“I don’t think the China model yet exists except between the covers of [Daniel Bell’s] book,” Ash added. “For me the question is can [the Chinese] get that—a sustainable model in a complex society that will no doubt be, in many respects, different from classic Western multiparty, liberal democracy. I hope they do because I think the consequences of failure will be disastrous for us all, but I don’t think they’ll get that simply with the methods they’ve so far adopted.”

Nathan said that if there is a coherent China model, it may be more of a “red empire” in which authoritarian leaders choose their own successors from a political elite and remain repressive in order to manage a complex society. “I think actually Daniel and I agree to a considerable extent on what China is today,” Nathan said. “It’s repressive, it’s authoritarian, it’s self-perpetuating. I’m not predicting that it will survive, but I think there’s a very considerable chance that the model of repressive, authoritarian, self-perpetuating elite leadership can persist for a long long time.”
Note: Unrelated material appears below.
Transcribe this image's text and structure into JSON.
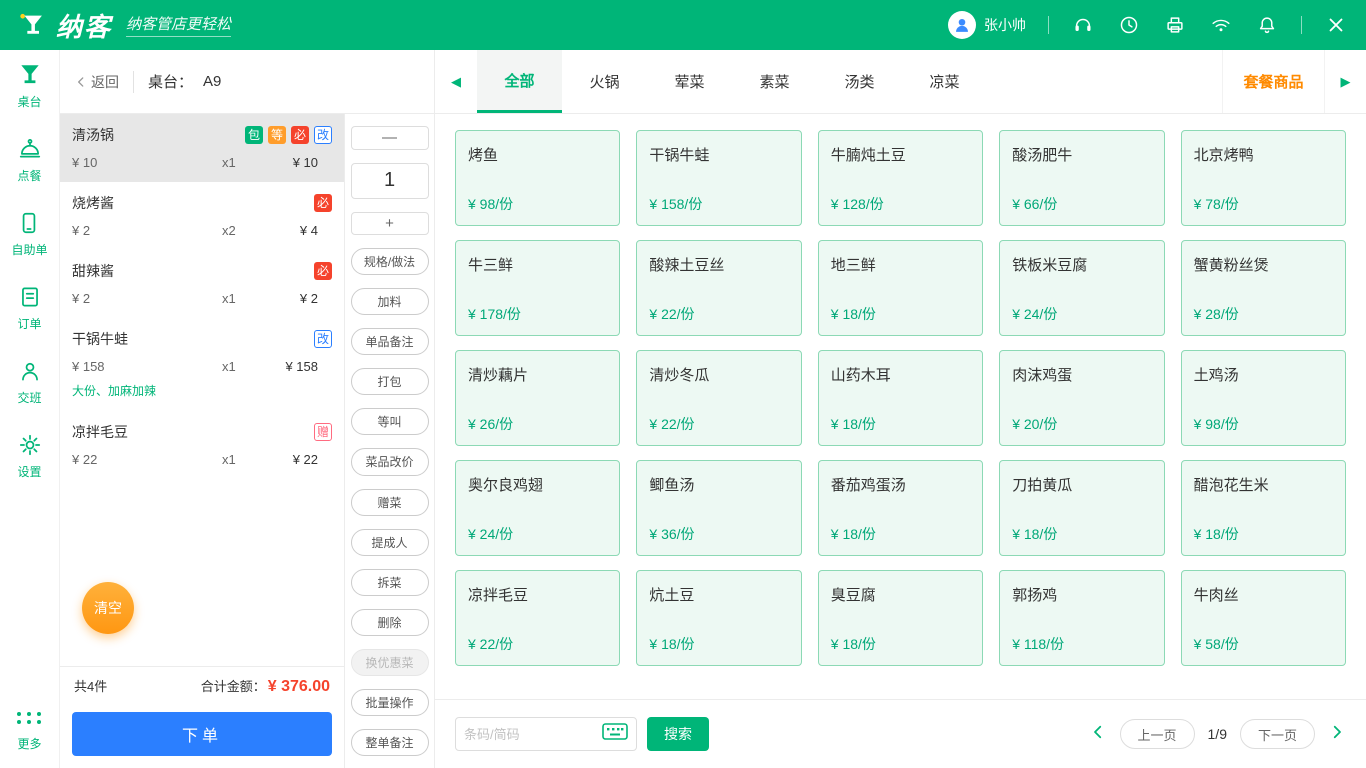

Bell conceded that the drive toward the ideal “China model” is going backward in many ways under the current political tightening, and that rampant corruption within the CCP undermines its potential. But he said Xi Jinping’s anti-corruption campaign is having an effective influence on reining in official graft and abuse of power. He suggested that the aggressive suppression of perceived threats to the CCP coincides with Xi’s turbulent and risky fight against corruption.

“I think once this corruption is dealt with, then I would expect the switch to a gradual openness,” Bell said. “And it’s a testable hypothesis. If in 20 years time China becomes more repressive, we see another Tiananmen Square, then I’m lost and I’ll change my views.”

This post appears courtesy of Asia Society.